McKay also assisted in developing and passing major workforce development initiatives such as the Workforce Enhancement Act and the creation of the Mississippi Works Fund. Other significant legislative incentive packages supporting Mississippi companies, such as Ingalls Shipbuilding, Yokohama Tire, Viking, and Continental Tire were also made possible through McKay’s advocacy work through the MMA.

McKay who has been with the MMA since 2008, working in a number of capacities—including taxation lobbying to head of the government affairs division and executive vice-president—was born in Rankin County but is the son of Cleveland natives.

“My father, Bob, owned and operated McKay’s Cleaners in downtown Cleveland for twenty years and his father, my grandfather, was a police officer in Rosedale,” says McKay. “My mother was the former Marcello Long and all of my cousins are Sanders and Havens. So, yes, I spent a lot of time in Cleveland growing up and know the area well.”

McKay went on to graduate from Ole Miss before he and his wife actually left Mississippi for about six years to live in Charleston, South Carolina where McKay obtained his Masters Degree in Public Administration from the College of Charleston. However, after a brief stint in Sarasota, Florida working in county government, McKay and his family returned to the Jackson area in 2008 when he took the job with MMA. 

“I actually think Jay Moon hired me because I had the same Masters Degree that he held,” laughs McKay.

Entering his fifth year as President and CEO, McKay says that Mississippi is growing in the manufacturing sector recently, but that sometimes a big announcement might be followed by a closing.

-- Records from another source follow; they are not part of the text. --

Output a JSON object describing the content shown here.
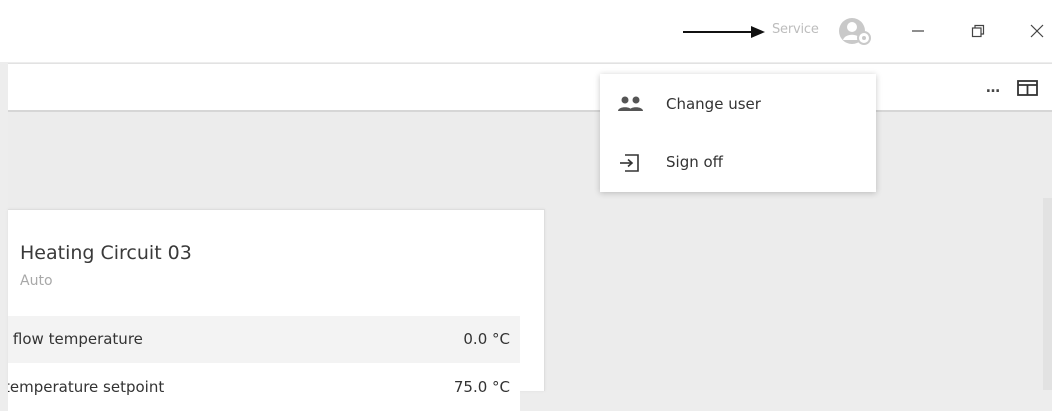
{
  "titlebar": {
    "user_label": "Service",
    "arrow_icon": "right-arrow-icon",
    "user_icon": "user-settings-icon",
    "minimize_icon": "minimize-icon",
    "restore_icon": "restore-icon",
    "close_icon": "close-icon"
  },
  "toolbar": {
    "more_icon": "more-options-icon",
    "more_glyph": "…",
    "pane_icon": "split-pane-icon"
  },
  "menu": {
    "items": [
      {
        "label": "Change user",
        "icon": "users-icon"
      },
      {
        "label": "Sign off",
        "icon": "sign-off-icon"
      }
    ]
  },
  "card": {
    "title": "Heating Circuit 03",
    "subtitle": "Auto",
    "rows": [
      {
        "label": "l flow temperature",
        "value": "0.0 °C"
      },
      {
        "label": "temperature setpoint",
        "value": "75.0 °C"
      }
    ]
  },
  "colors": {
    "background": "#ededed",
    "surface": "#ffffff",
    "muted_text": "#bdbdbd",
    "text": "#333333"
  }
}
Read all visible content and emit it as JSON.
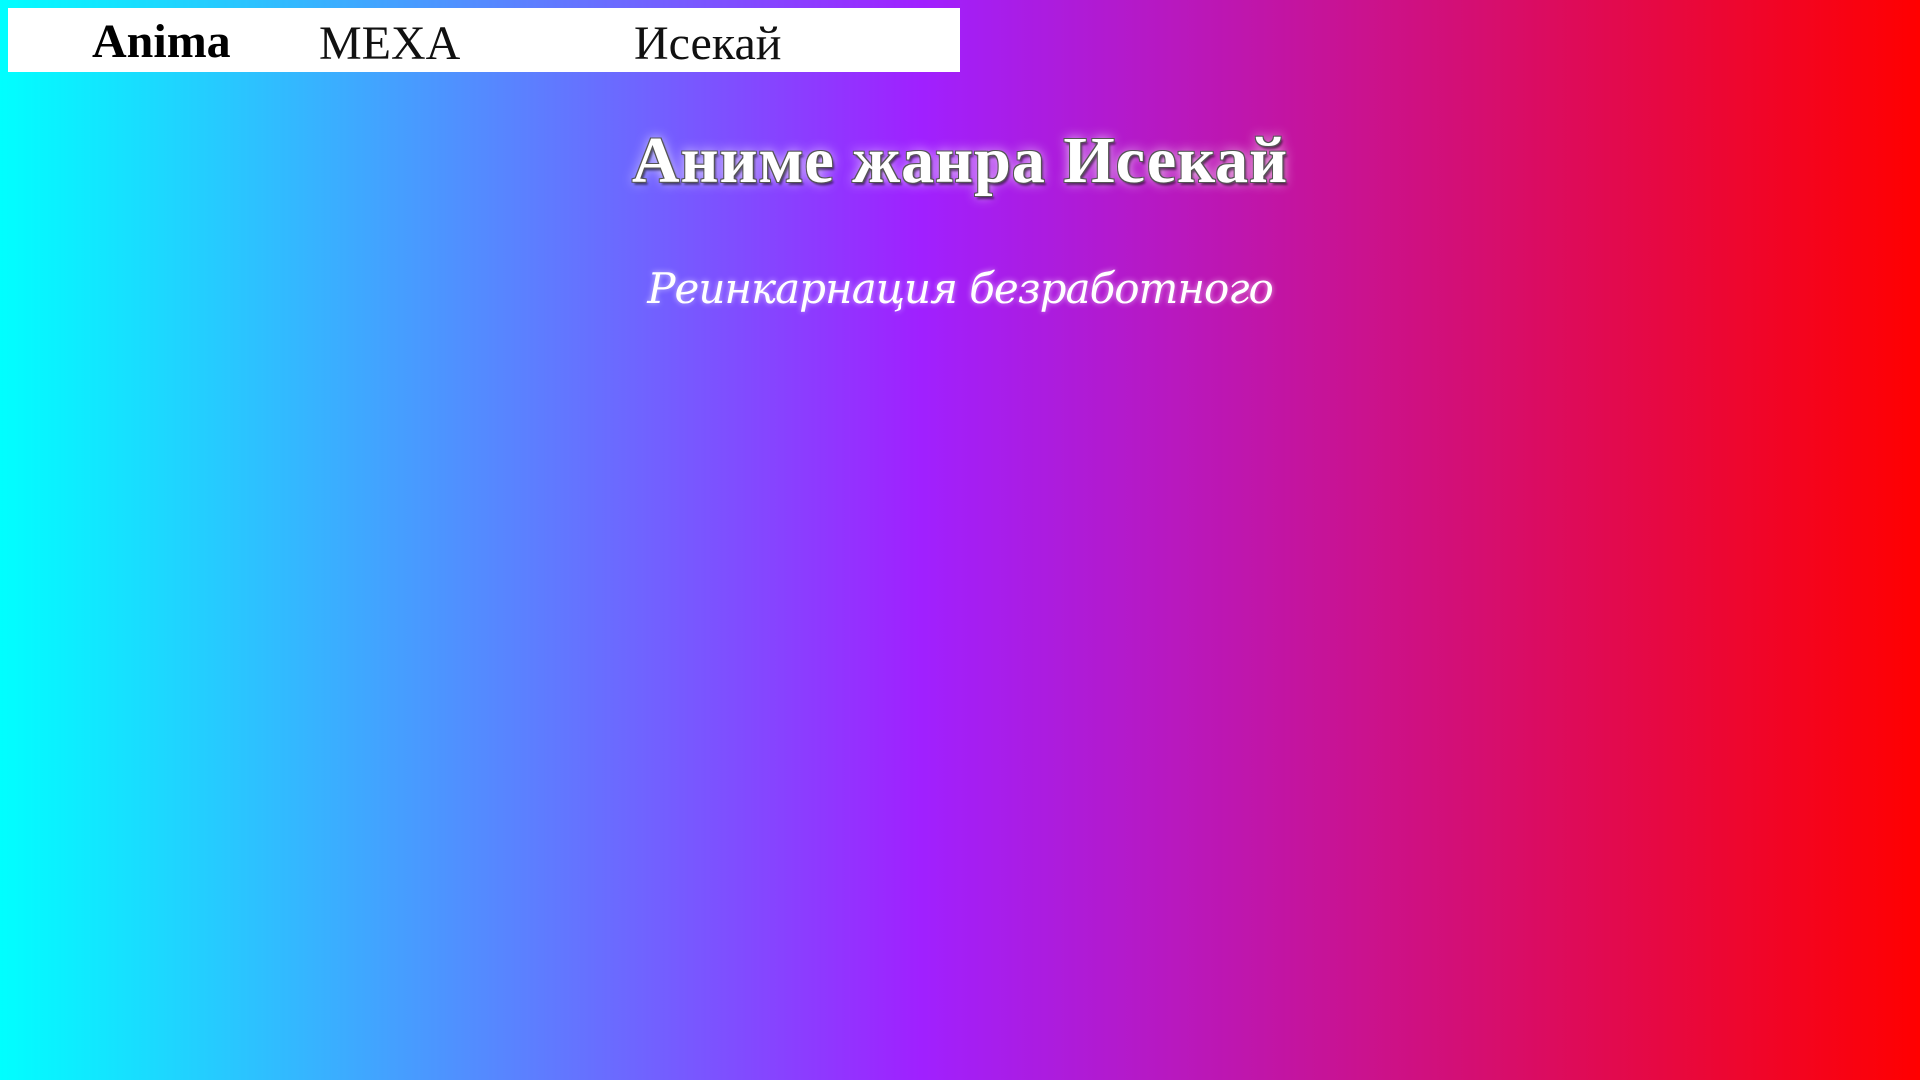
{
  "header": {
    "brand": "Anima",
    "nav": [
      {
        "label": "МЕХА"
      },
      {
        "label": "Исекай"
      }
    ]
  },
  "main": {
    "title": "Аниме жанра Исекай",
    "items": [
      {
        "label": "Реинкарнация безработного"
      }
    ]
  },
  "colors": {
    "gradient_start": "#00ffff",
    "gradient_mid": "#a020ff",
    "gradient_end": "#ff0000",
    "topbar_background": "#ffffff",
    "title_color": "#ffffff"
  }
}
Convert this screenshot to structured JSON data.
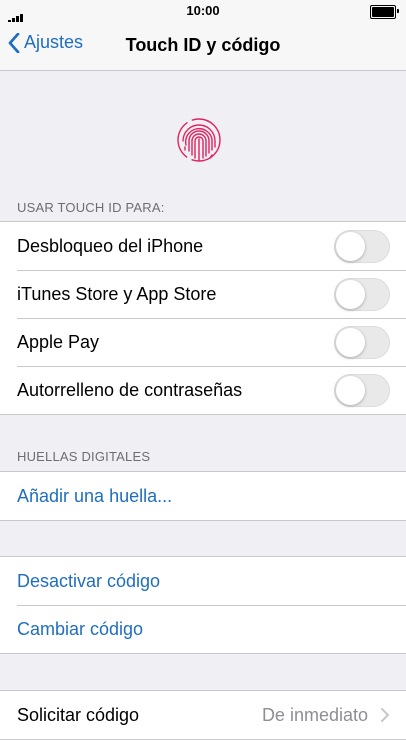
{
  "status_bar": {
    "time": "10:00"
  },
  "nav": {
    "back_label": "Ajustes",
    "title": "Touch ID y código"
  },
  "touch_id_section": {
    "header": "USAR TOUCH ID PARA:",
    "items": [
      {
        "label": "Desbloqueo del iPhone",
        "on": false
      },
      {
        "label": "iTunes Store y App Store",
        "on": false
      },
      {
        "label": "Apple Pay",
        "on": false
      },
      {
        "label": "Autorrelleno de contraseñas",
        "on": false
      }
    ]
  },
  "fingerprints_section": {
    "header": "HUELLAS DIGITALES",
    "add_label": "Añadir una huella..."
  },
  "passcode_section": {
    "disable_label": "Desactivar código",
    "change_label": "Cambiar código"
  },
  "require_section": {
    "label": "Solicitar código",
    "value": "De inmediato"
  },
  "colors": {
    "accent": "#1f6ebf",
    "fingerprint": "#e0245e"
  }
}
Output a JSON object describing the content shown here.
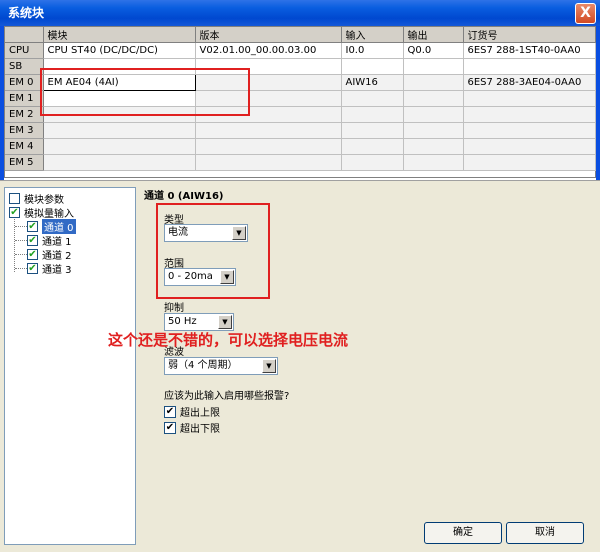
{
  "window": {
    "title": "系统块",
    "close_label": "X"
  },
  "grid": {
    "headers": [
      "",
      "模块",
      "版本",
      "输入",
      "输出",
      "订货号"
    ],
    "rows": [
      {
        "slot": "CPU",
        "module": "CPU ST40 (DC/DC/DC)",
        "version": "V02.01.00_00.00.03.00",
        "input": "I0.0",
        "output": "Q0.0",
        "order": "6ES7 288-1ST40-0AA0"
      },
      {
        "slot": "SB",
        "module": "",
        "version": "",
        "input": "",
        "output": "",
        "order": ""
      },
      {
        "slot": "EM 0",
        "module": "EM AE04 (4AI)",
        "version": "",
        "input": "AIW16",
        "output": "",
        "order": "6ES7 288-3AE04-0AA0"
      },
      {
        "slot": "EM 1",
        "module": "",
        "version": "",
        "input": "",
        "output": "",
        "order": ""
      },
      {
        "slot": "EM 2",
        "module": "",
        "version": "",
        "input": "",
        "output": "",
        "order": ""
      },
      {
        "slot": "EM 3",
        "module": "",
        "version": "",
        "input": "",
        "output": "",
        "order": ""
      },
      {
        "slot": "EM 4",
        "module": "",
        "version": "",
        "input": "",
        "output": "",
        "order": ""
      },
      {
        "slot": "EM 5",
        "module": "",
        "version": "",
        "input": "",
        "output": "",
        "order": ""
      }
    ]
  },
  "tree": {
    "module_params": "模块参数",
    "analog_input": "模拟量输入",
    "channels": [
      "通道 0",
      "通道 1",
      "通道 2",
      "通道 3"
    ]
  },
  "panel": {
    "title": "通道 0 (AIW16)",
    "type_label": "类型",
    "type_value": "电流",
    "range_label": "范围",
    "range_value": "0 - 20ma",
    "suppress_label": "抑制",
    "suppress_value": "50 Hz",
    "filter_label": "滤波",
    "filter_value": "弱（4 个周期）",
    "alarm_question": "应该为此输入启用哪些报警?",
    "alarm_upper": "超出上限",
    "alarm_lower": "超出下限",
    "ok_label": "确定",
    "cancel_label": "取消"
  },
  "annotation": {
    "text": "这个还是不错的，可以选择电压电流"
  },
  "colors": {
    "titlebar": "#0a5ee0",
    "annotation": "#e02020",
    "check": "#21a121"
  }
}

“That’s just the nature of manufacturing,” admits McKay, “but I think it’s a positive that this state is steady right now. The Sunbelt is starting to really explode and I believe we’re poised to focus on and take advantage of  that. I’ve had conversations with Governor Reeves and other political leaders about what I and the MMA can do to aid in the process.”

McKay says that while the Marshall County battery facility announcement earlier this year was huge, he believes the recent Amazon project announced for Madison could be “transformational.”

“Not only is it an incredible win for Central Mississippi, I believe it will benefit the entire state because all of the training and infrastructure dynamics and ancillary jobs that will come from it are going to far-reaching and momentous,” says McKay. These benefits will extend into the Delta, as well. If anything, I think Governor Reeves might have possibly undersold how incredibly beneficial this project is.”

As for the Delta, McKay—who was also appointed by Governor Reeves to serve on the executive board of the state Workforce Investment Board—says that he works very closely with companies in the region and lauded the work of Jane Moss with Viking Range in Greenwood, MMA’s most recent Chairwoman. 

“Workforce is the top concern in the Delta and that’s what our members there always tell us,” says McKay. “I wish that we could get more training infrastructure in the area, which is not a knock on any of our partners in the Delta, let me be clear. The good news is that I’m seeing workforce training being addressed more strongly in that great part of our state and I hope more of it is added as we move forward. I, personally, have worked with Delta Council on transportation issues in the past, for instance,” he says. 

Since 1951, the Mississippi Manufacturers Association has been the clear and united voice and front for industry in the state and “it’s important that manufacturers in this state band together and form coalitions,” adds McKay. “There is little doubt that industry is the engine that powers Mississippi’s economy, and MMA is an unrelenting advocate in support of measures benefiting manufacturers—we act as their voice, if you will.”

MMA was also one of the driving forces behind the legislative creation of AccelerateMS in 2020 which McKay says is one of his proudest moments. “The effect that AccelerateMS has already had on workforce training during its short existence—and the effect it will continue to have over the next five to ten years—is nothing short of incredible.”

MMA remains vigilant and unrelenting in its efforts to eliminate an unfair, unnecessary or costly burden on the operations of the state’s manufacturing community, says McKay. 

“Practical, accurate and useful information is provided to our members through active committees, seminars, workshops, regular publications and the website, addressing key areas of interest to them,” he says. “I would urge any Delta manufacturers that are not members of MMA to join us soon. That’s not a sales pitch, either. We help make the case for industry to policymakers while they’re busy working, producing, and creating jobs. That’s our job.”